  • Is impatient or indecisive,
  • Overly dramatic,
  • Toxic,
  • Controlling,
  • Throws employees under the bus,
  • Takes credit for employees’ work,
  • Lacks self-awareness,
  • Plays favorites; or
  • Micromanages

Burnout and High Stress

Now these findings are general findings across all industries. Is the cybersecurity industry unique in anyway? Not really.

Each year we read of how burnout of employees, managers, and CISOs is very real. The plethora of security breaches and miscues have evolved an environment of “When, not If” a security crisis will occur.

This contributes to a high-stress environment. But, other industries also have on-demand and short fused response times, and they too have high-stress environments in which to navigate.

Scott Adams’ “Dilbert,” the sarcastic cartoon character on management peculiarities, contributed legions of frames to the value of “meetings” and “employee retention.”

The Harvard Business Review calls employee burnout a company not an individual problem. They go on to describe how many companies write burnout off as managers needing to manage their talent more efficiently. The reality, says HBR, is that burnout is an organizational issue.

What are the contributing factors to high employee burnout? The HBR tells us three factors are in play:

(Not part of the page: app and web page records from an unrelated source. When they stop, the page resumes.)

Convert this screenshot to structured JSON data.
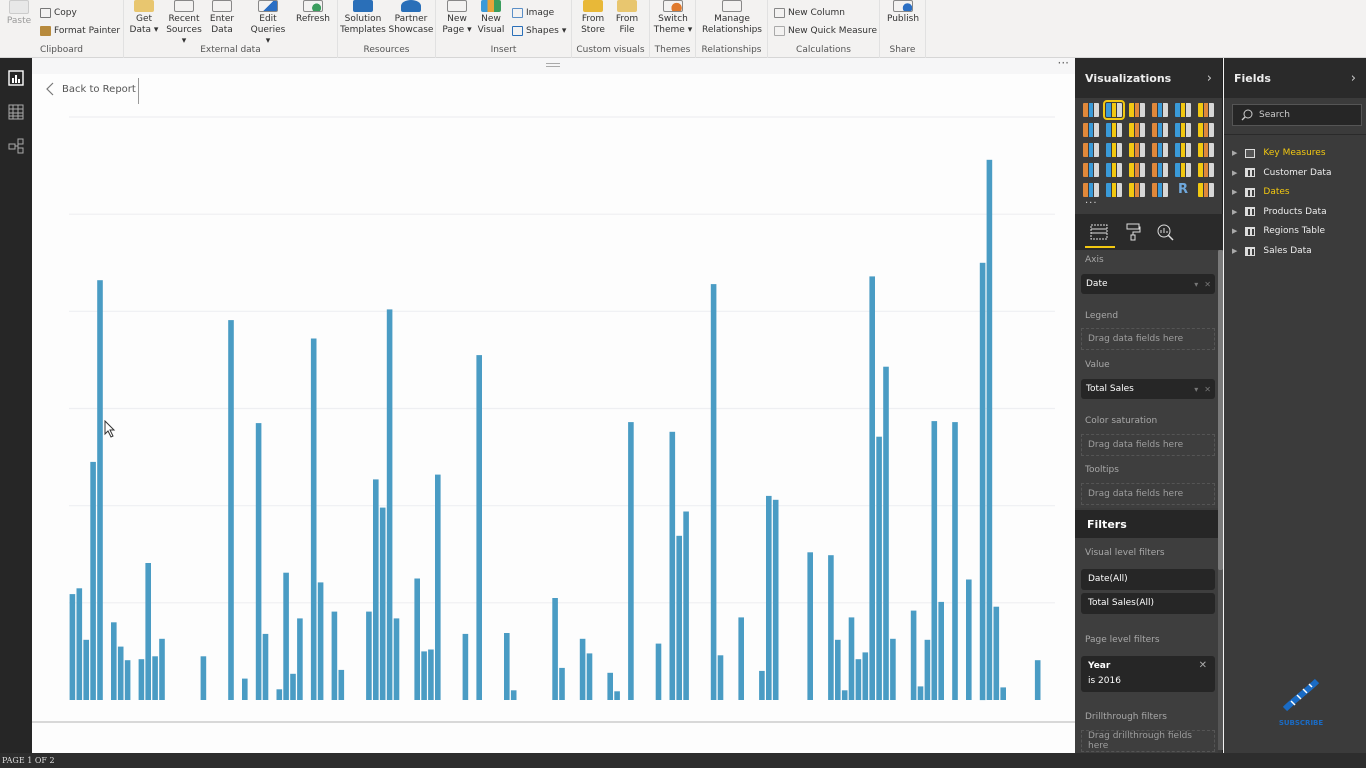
{
  "ribbon": {
    "groups": [
      {
        "label": "Clipboard",
        "buttons": [
          {
            "label": "Paste",
            "disabled": true
          },
          {
            "label": "Copy"
          },
          {
            "label": "Format Painter"
          }
        ]
      },
      {
        "label": "External data",
        "buttons": [
          {
            "label": "Get Data",
            "dropdown": true
          },
          {
            "label": "Recent Sources",
            "dropdown": true
          },
          {
            "label": "Enter Data"
          },
          {
            "label": "Edit Queries",
            "dropdown": true
          },
          {
            "label": "Refresh"
          }
        ]
      },
      {
        "label": "Resources",
        "buttons": [
          {
            "label": "Solution Templates"
          },
          {
            "label": "Partner Showcase"
          }
        ]
      },
      {
        "label": "Insert",
        "buttons": [
          {
            "label": "New Page",
            "dropdown": true
          },
          {
            "label": "New Visual"
          },
          {
            "label": "Image"
          },
          {
            "label": "Shapes",
            "dropdown": true
          }
        ]
      },
      {
        "label": "Custom visuals",
        "buttons": [
          {
            "label": "From Store"
          },
          {
            "label": "From File"
          }
        ]
      },
      {
        "label": "Themes",
        "buttons": [
          {
            "label": "Switch Theme",
            "dropdown": true
          }
        ]
      },
      {
        "label": "Relationships",
        "buttons": [
          {
            "label": "Manage Relationships"
          }
        ]
      },
      {
        "label": "Calculations",
        "buttons": [
          {
            "label": "New Column"
          },
          {
            "label": "New Quick Measure"
          }
        ]
      },
      {
        "label": "Share",
        "buttons": [
          {
            "label": "Publish"
          }
        ]
      }
    ]
  },
  "rail": {
    "items": [
      {
        "name": "report-view",
        "active": true
      },
      {
        "name": "data-view"
      },
      {
        "name": "relationships-view"
      }
    ]
  },
  "canvas": {
    "back_label": "Back to Report",
    "more_options": "···",
    "page_indicator": "PAGE 1 OF 2"
  },
  "visualizations": {
    "title": "Visualizations",
    "chevron": "›",
    "more": "···",
    "selected_index": 1,
    "icons": [
      "stacked-bar",
      "clustered-column",
      "clustered-bar",
      "stacked-column",
      "100-stacked-bar",
      "100-stacked-column",
      "line",
      "area",
      "stacked-area",
      "line-clustered-column",
      "line-stacked-column",
      "ribbon",
      "waterfall",
      "scatter",
      "pie",
      "donut",
      "treemap",
      "map",
      "filled-map",
      "shape-map",
      "funnel",
      "gauge",
      "multi-row-card",
      "card",
      "kpi",
      "slicer",
      "table",
      "matrix",
      "r-visual",
      "arcgis-map"
    ],
    "wells": {
      "axis": {
        "label": "Axis",
        "field": "Date"
      },
      "legend": {
        "label": "Legend",
        "placeholder": "Drag data fields here"
      },
      "value": {
        "label": "Value",
        "field": "Total Sales"
      },
      "color_saturation": {
        "label": "Color saturation",
        "placeholder": "Drag data fields here"
      },
      "tooltips": {
        "label": "Tooltips",
        "placeholder": "Drag data fields here"
      }
    }
  },
  "filters": {
    "title": "Filters",
    "visual_level": {
      "label": "Visual level filters",
      "items": [
        "Date(All)",
        "Total Sales(All)"
      ]
    },
    "page_level": {
      "label": "Page level filters",
      "items": [
        {
          "field": "Year",
          "condition": "is 2016"
        }
      ]
    },
    "drillthrough": {
      "label": "Drillthrough filters",
      "placeholder": "Drag drillthrough fields here"
    }
  },
  "fields": {
    "title": "Fields",
    "chevron": "›",
    "search_placeholder": "Search",
    "tables": [
      {
        "name": "Key Measures",
        "highlighted": true,
        "icon": "measure-table"
      },
      {
        "name": "Customer Data",
        "highlighted": false,
        "icon": "table"
      },
      {
        "name": "Dates",
        "highlighted": true,
        "icon": "table"
      },
      {
        "name": "Products Data",
        "highlighted": false,
        "icon": "table"
      },
      {
        "name": "Regions Table",
        "highlighted": false,
        "icon": "table"
      },
      {
        "name": "Sales Data",
        "highlighted": false,
        "icon": "table"
      }
    ]
  },
  "overlay": {
    "subscribe_label": "SUBSCRIBE"
  },
  "colors": {
    "bar": "#4a9cc4",
    "accent": "#f2c811",
    "pane_bg": "#3b3b3b"
  },
  "chart_data": {
    "type": "bar",
    "title": "",
    "xlabel": "",
    "ylabel": "",
    "units_note": "Values in gridline units (no axis labels visible); 1 unit = one gridline interval",
    "grid": true,
    "ylim": [
      0,
      6
    ],
    "gridlines": [
      1,
      2,
      3,
      4,
      5,
      6
    ],
    "x_axis": "Date (daily, 2016)",
    "slots": 143,
    "bars": [
      [
        0,
        1.09
      ],
      [
        1,
        1.15
      ],
      [
        2,
        0.62
      ],
      [
        3,
        2.45
      ],
      [
        4,
        4.32
      ],
      [
        6,
        0.8
      ],
      [
        7,
        0.55
      ],
      [
        8,
        0.41
      ],
      [
        10,
        0.42
      ],
      [
        11,
        1.41
      ],
      [
        12,
        0.45
      ],
      [
        13,
        0.63
      ],
      [
        19,
        0.45
      ],
      [
        23,
        3.91
      ],
      [
        25,
        0.22
      ],
      [
        27,
        2.85
      ],
      [
        28,
        0.68
      ],
      [
        30,
        0.11
      ],
      [
        31,
        1.31
      ],
      [
        32,
        0.27
      ],
      [
        33,
        0.84
      ],
      [
        35,
        3.72
      ],
      [
        36,
        1.21
      ],
      [
        38,
        0.91
      ],
      [
        39,
        0.31
      ],
      [
        43,
        0.91
      ],
      [
        44,
        2.27
      ],
      [
        45,
        1.98
      ],
      [
        46,
        4.02
      ],
      [
        47,
        0.84
      ],
      [
        50,
        1.25
      ],
      [
        51,
        0.5
      ],
      [
        52,
        0.52
      ],
      [
        53,
        2.32
      ],
      [
        57,
        0.68
      ],
      [
        59,
        3.55
      ],
      [
        63,
        0.69
      ],
      [
        64,
        0.1
      ],
      [
        70,
        1.05
      ],
      [
        71,
        0.33
      ],
      [
        74,
        0.63
      ],
      [
        75,
        0.48
      ],
      [
        78,
        0.28
      ],
      [
        79,
        0.09
      ],
      [
        81,
        2.86
      ],
      [
        85,
        0.58
      ],
      [
        87,
        2.76
      ],
      [
        88,
        1.69
      ],
      [
        89,
        1.94
      ],
      [
        93,
        4.28
      ],
      [
        94,
        0.46
      ],
      [
        97,
        0.85
      ],
      [
        100,
        0.3
      ],
      [
        101,
        2.1
      ],
      [
        102,
        2.06
      ],
      [
        107,
        1.52
      ],
      [
        110,
        1.49
      ],
      [
        111,
        0.62
      ],
      [
        112,
        0.1
      ],
      [
        113,
        0.85
      ],
      [
        114,
        0.42
      ],
      [
        115,
        0.49
      ],
      [
        116,
        4.36
      ],
      [
        117,
        2.71
      ],
      [
        118,
        3.43
      ],
      [
        119,
        0.63
      ],
      [
        122,
        0.92
      ],
      [
        123,
        0.14
      ],
      [
        124,
        0.62
      ],
      [
        125,
        2.87
      ],
      [
        126,
        1.01
      ],
      [
        128,
        2.86
      ],
      [
        130,
        1.24
      ],
      [
        132,
        4.5
      ],
      [
        133,
        5.56
      ],
      [
        134,
        0.96
      ],
      [
        135,
        0.13
      ],
      [
        140,
        0.41
      ]
    ]
  }
}
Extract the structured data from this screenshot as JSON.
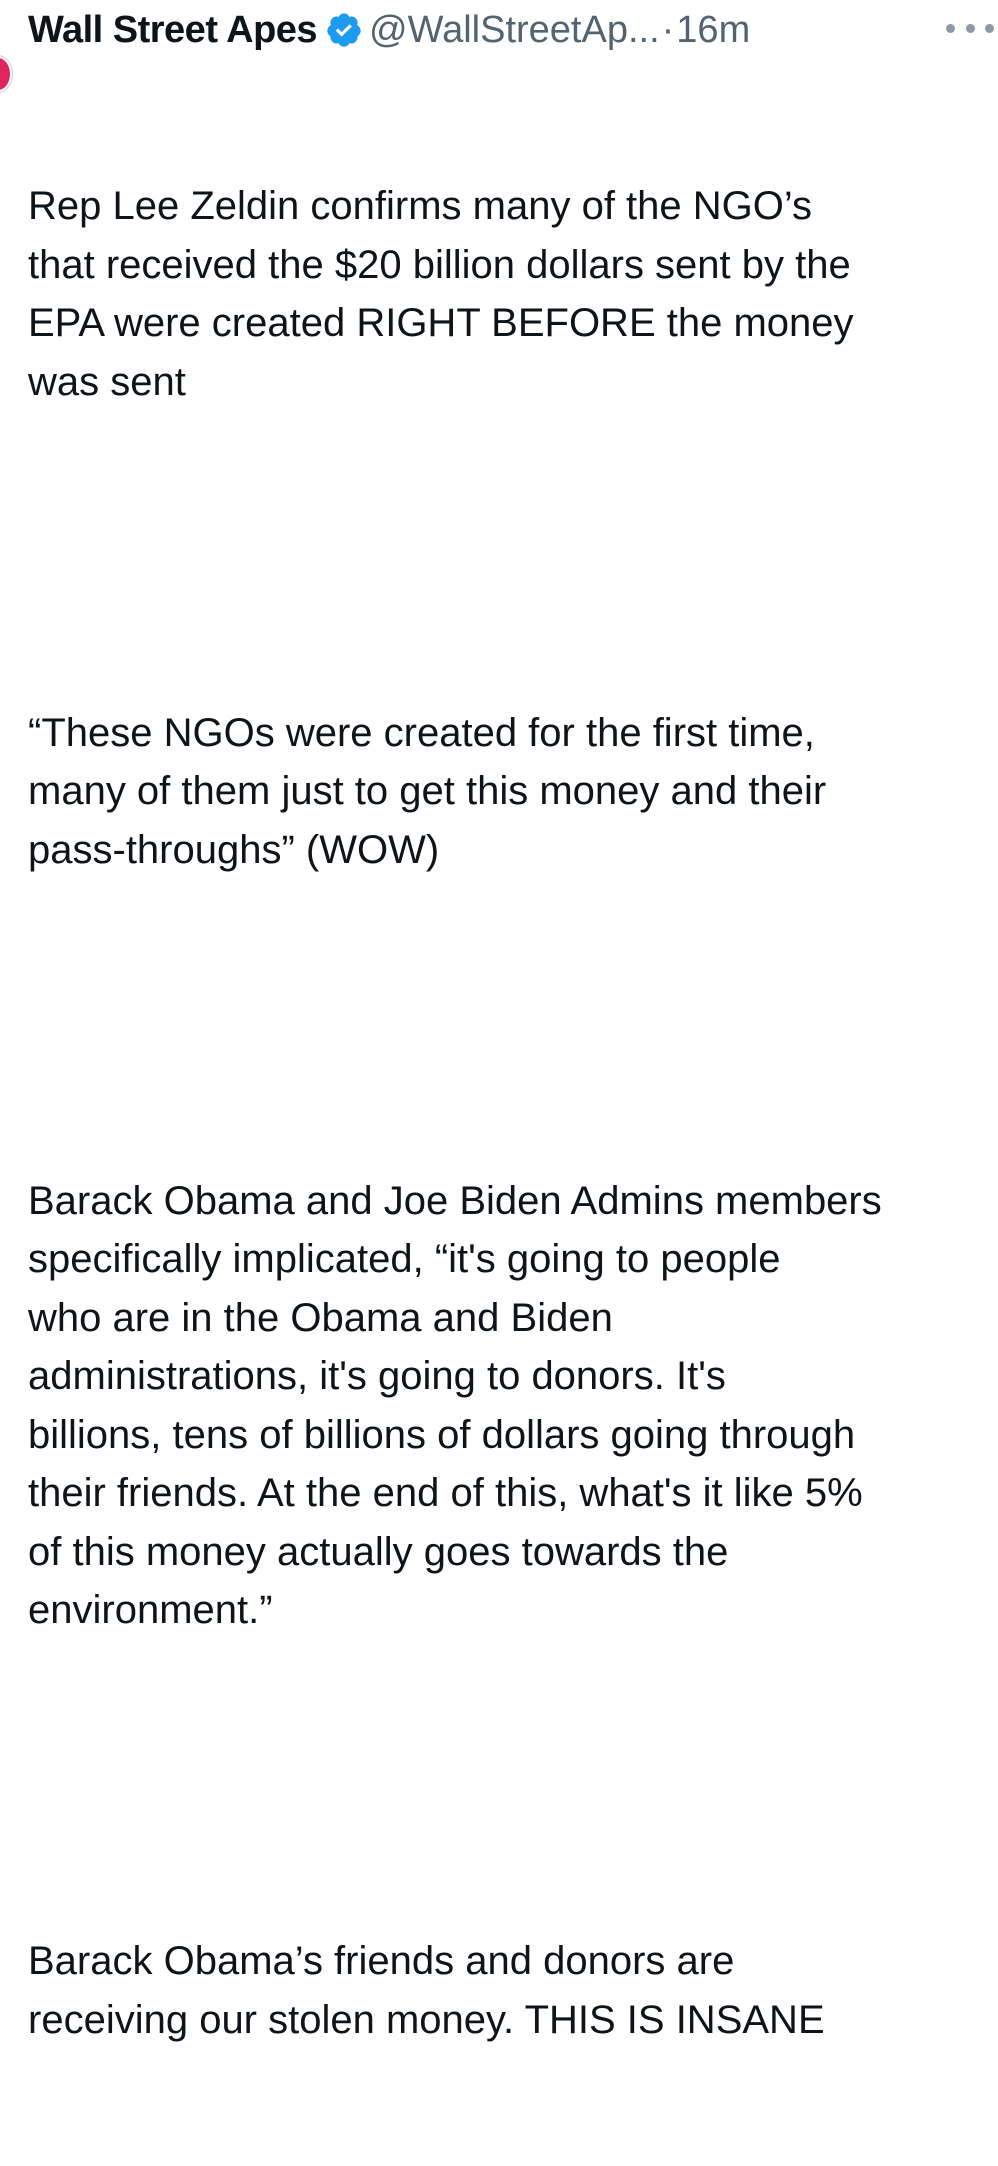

  • Excessive collaboration
  • Weak time management disciplines
  • Tendency to overload the most capable with too much work

The guidance HBR provided on addressing these three factors is applicable to all, but should resonate loudly with those in the high-impact, high-stress environment of cybersecurity.

Excessive collaboration is driven by too many decision makers and too many decision-making nodes. That cake we described… the taller the cake the more excessive the need to collaborate. The cure? Reduce the number of nodes, removing organizational speedbumps.

In addition, HBR recommend adoption of an Agile approach to identifying critical activities, so that employees are always contributing to that which is most important, and those “less important priorities” are always being pruned.

Weak time management skills manifest themselves when employees are left with the conundrum of figuring out what is the priority. Can your employee call off an unnecessary meeting? Frustration and burnout may be over the horizon. To counter this, HBR’s recommendation is to provide the individual contributor a bit of autonomy and ownership.

Those who are most successful, are given the opportunity to be more successful. While complimentary, it is also the easy path to burnout. HBR notes, “The overload problem is compounded for companies because the best people are the ones whose knowledge is most in demand and who are often the biggest victims of collaboration overload.”

The line managers, when empowered, can adjust the above. Training and education on the tools available to facilitate corporate change should be a constant within each company. Doing so serves to increase retention and provides customers and clients exactly what they expect and more.

In cybersecurity, where we find many startups, those employees who have been at the company for a “long” time (say, a year or more in the startup world) find themselves in collaboration overload due to the institutional knowledge they possess.

Another major factor that makes management a major concern for the cybersecurity industry is the shortage of skilled information security professionals, which is not going to dissipate anytime soon. Investing in managers and employees is no longer negotiable. They remain your most valuable investment.

Your managers are your linchpins, so make sure you have only what you need and don’t add non-productive dead weight to your manning table.

About Christopher Burgess

Christopher Burgess (@burgessct) is an author and speaker on the topic of security strategy. Christopher served 30+ years within the Central Intelligence Agency. Upon his retirement, the CIA awarded him the Career Distinguished Intelligence Medal, the highest level of career recognition. Christopher co-authored the book, Secrets Stolen, Fortunes Lost - Preventing Intellectual Property Theft and Economic Espionage in the 21st Century (Syngress, March 2008).